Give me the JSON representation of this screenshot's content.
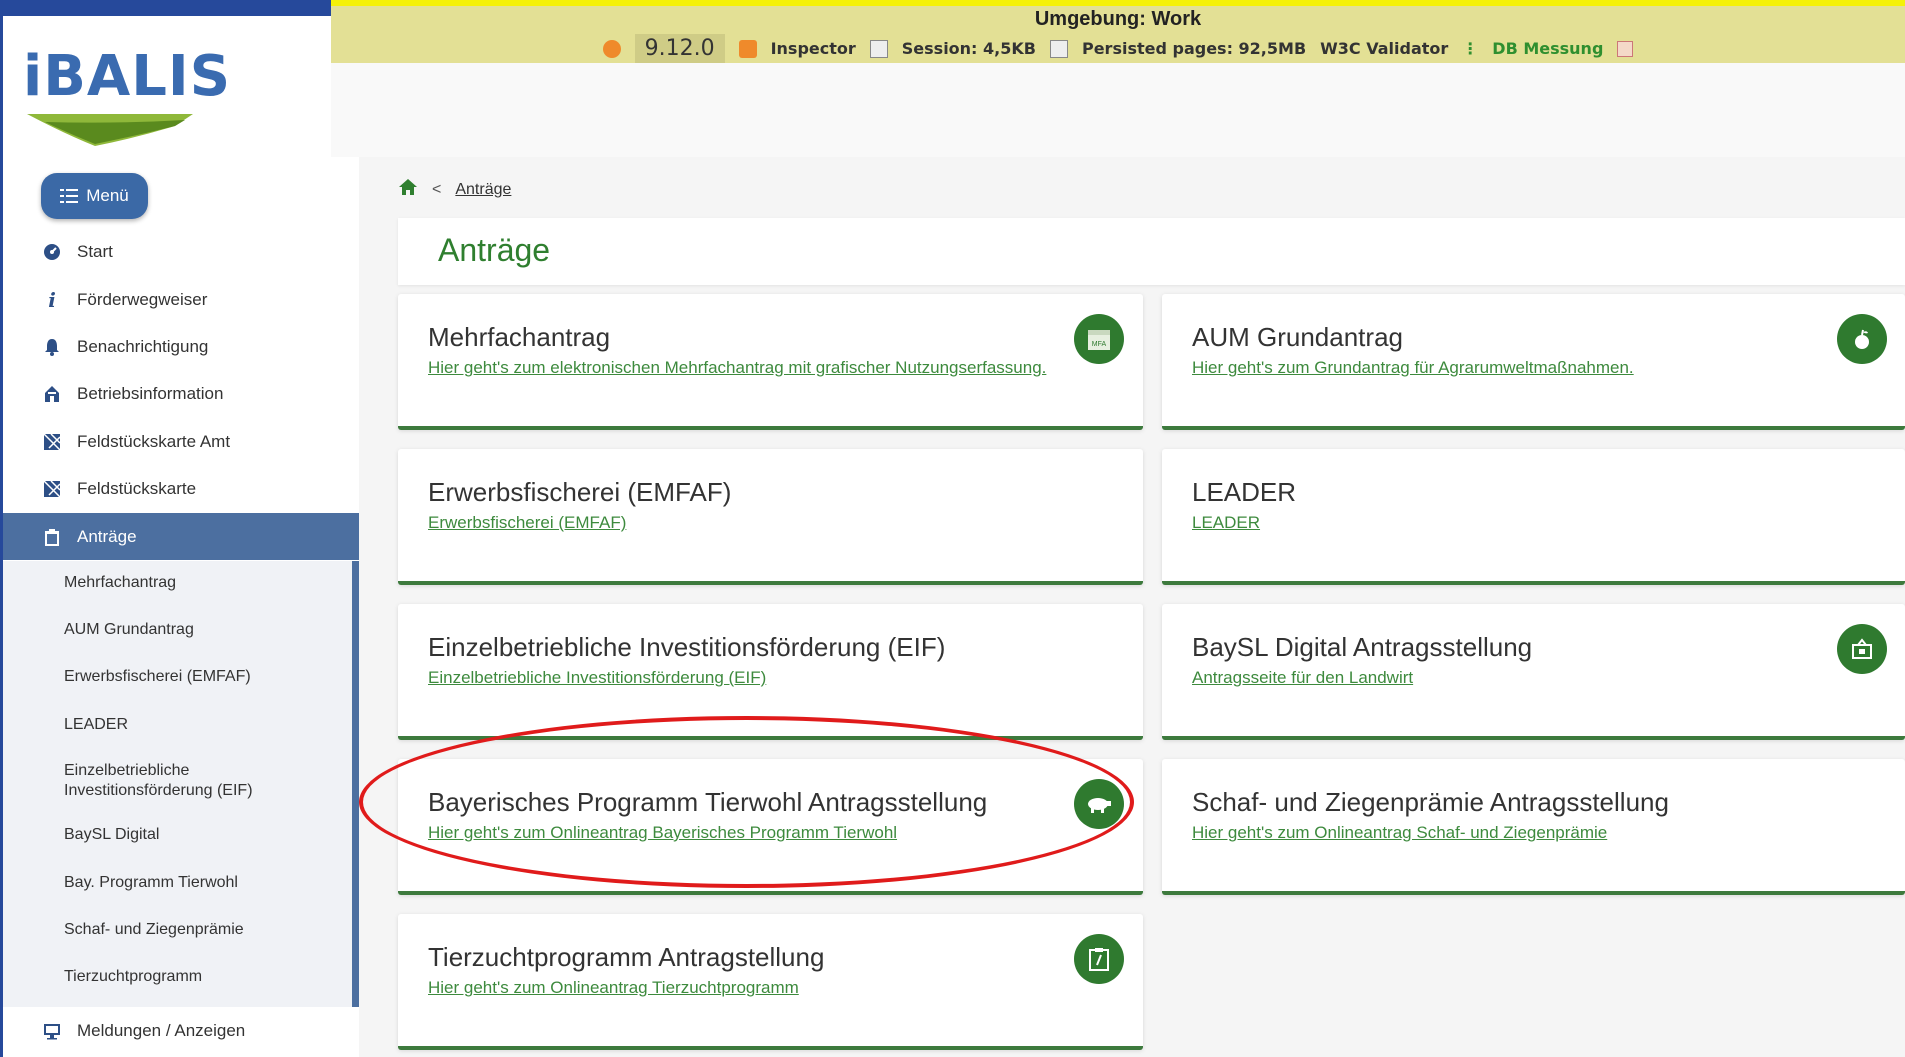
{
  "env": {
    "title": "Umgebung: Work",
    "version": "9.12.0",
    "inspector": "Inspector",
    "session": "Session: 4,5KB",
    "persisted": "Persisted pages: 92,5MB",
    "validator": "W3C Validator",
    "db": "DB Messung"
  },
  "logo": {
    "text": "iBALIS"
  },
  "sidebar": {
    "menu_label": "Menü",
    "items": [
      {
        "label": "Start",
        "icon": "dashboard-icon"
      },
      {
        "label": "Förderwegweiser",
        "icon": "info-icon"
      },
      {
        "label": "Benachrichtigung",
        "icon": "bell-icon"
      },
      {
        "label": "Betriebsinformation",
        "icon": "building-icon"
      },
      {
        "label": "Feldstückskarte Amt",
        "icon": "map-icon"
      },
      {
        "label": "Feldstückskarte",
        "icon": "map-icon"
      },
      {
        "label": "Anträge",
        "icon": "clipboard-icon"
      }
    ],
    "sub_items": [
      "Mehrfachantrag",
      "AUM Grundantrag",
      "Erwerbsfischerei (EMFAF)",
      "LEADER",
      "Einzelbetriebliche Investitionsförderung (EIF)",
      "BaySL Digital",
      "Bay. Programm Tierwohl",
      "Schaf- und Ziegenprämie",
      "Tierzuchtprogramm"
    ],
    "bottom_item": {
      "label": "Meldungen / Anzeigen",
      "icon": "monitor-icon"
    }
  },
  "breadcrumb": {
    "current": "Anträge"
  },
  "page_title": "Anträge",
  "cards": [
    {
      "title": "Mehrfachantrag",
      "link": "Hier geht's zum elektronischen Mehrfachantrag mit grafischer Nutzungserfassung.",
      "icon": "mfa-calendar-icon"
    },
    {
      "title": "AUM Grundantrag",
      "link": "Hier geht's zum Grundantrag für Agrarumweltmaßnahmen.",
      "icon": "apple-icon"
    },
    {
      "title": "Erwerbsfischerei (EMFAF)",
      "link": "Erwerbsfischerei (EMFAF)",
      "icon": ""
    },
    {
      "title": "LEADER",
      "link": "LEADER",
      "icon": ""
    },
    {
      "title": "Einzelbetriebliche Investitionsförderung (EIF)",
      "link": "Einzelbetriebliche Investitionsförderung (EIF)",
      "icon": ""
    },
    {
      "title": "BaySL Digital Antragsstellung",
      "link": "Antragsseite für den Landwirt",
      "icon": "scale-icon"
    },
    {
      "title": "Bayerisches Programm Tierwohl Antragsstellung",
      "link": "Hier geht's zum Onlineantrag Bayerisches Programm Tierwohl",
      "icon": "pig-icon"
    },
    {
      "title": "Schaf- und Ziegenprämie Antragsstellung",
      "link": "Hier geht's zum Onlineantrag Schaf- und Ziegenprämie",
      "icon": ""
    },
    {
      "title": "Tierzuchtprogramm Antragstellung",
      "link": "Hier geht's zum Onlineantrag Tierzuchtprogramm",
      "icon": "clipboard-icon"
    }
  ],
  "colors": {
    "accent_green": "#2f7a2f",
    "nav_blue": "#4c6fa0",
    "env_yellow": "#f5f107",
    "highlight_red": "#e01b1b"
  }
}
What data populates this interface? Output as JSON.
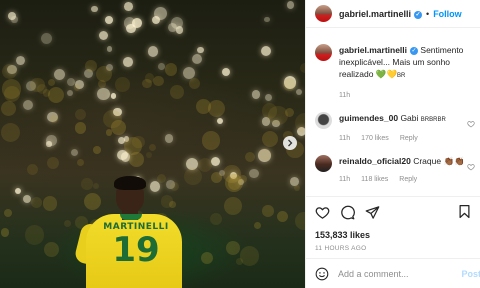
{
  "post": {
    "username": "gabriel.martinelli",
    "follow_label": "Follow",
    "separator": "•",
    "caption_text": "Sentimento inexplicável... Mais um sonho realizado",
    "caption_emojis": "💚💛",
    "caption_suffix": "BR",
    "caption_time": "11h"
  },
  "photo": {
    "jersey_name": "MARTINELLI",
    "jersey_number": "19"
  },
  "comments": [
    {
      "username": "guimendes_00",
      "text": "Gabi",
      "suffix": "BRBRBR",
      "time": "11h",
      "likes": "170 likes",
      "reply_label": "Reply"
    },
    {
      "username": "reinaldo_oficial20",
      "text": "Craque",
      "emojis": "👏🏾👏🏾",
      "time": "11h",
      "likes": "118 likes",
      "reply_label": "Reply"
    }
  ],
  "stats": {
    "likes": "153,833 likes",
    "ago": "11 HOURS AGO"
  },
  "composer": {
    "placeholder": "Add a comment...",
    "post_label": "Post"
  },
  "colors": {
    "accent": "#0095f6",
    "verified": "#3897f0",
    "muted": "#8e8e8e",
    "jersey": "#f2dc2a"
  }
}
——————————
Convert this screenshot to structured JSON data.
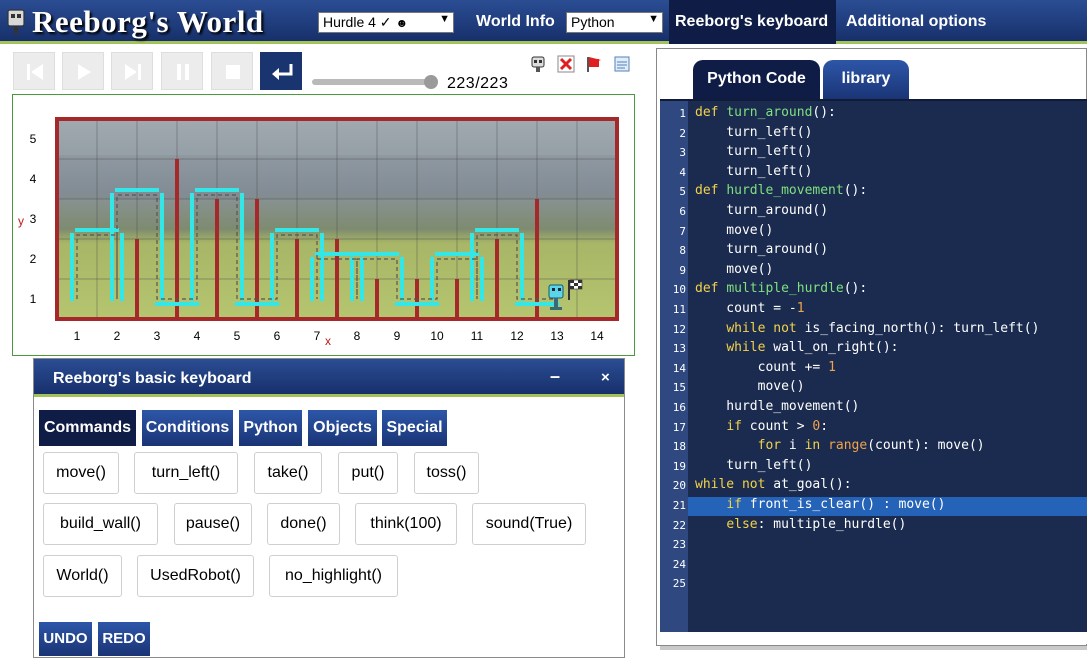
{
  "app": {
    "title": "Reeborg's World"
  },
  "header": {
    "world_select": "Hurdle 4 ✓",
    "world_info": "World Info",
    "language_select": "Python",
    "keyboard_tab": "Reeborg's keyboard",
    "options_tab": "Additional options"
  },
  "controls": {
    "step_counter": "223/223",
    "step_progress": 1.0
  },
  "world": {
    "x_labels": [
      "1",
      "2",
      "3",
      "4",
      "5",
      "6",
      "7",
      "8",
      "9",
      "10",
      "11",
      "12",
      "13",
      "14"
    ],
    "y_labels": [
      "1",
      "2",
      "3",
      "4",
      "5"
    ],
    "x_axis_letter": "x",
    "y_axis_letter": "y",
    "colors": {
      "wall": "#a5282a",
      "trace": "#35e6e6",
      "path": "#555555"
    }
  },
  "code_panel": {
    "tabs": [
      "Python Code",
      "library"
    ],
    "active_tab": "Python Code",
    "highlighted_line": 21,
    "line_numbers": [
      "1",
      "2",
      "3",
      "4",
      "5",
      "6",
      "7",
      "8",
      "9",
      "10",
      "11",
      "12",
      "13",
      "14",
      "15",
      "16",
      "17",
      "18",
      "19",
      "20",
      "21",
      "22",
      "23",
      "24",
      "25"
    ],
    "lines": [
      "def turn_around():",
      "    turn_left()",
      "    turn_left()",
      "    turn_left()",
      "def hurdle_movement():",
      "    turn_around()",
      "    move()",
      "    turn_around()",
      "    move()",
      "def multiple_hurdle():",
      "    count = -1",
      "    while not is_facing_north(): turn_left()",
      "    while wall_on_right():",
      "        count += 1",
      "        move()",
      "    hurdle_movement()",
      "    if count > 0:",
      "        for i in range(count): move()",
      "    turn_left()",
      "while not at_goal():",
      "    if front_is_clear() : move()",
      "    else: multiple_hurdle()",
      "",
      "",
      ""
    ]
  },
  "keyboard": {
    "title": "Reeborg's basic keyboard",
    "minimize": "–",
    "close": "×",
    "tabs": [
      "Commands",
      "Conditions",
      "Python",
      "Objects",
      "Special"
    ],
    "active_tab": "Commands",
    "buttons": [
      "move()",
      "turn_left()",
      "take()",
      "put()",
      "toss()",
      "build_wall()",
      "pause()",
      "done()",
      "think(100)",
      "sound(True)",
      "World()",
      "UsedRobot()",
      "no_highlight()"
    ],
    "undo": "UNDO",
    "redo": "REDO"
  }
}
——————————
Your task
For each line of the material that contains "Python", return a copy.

Finished task
    "language_select": "Python",
      "Python Code",
    "active_tab": "Python Code",
      "Python",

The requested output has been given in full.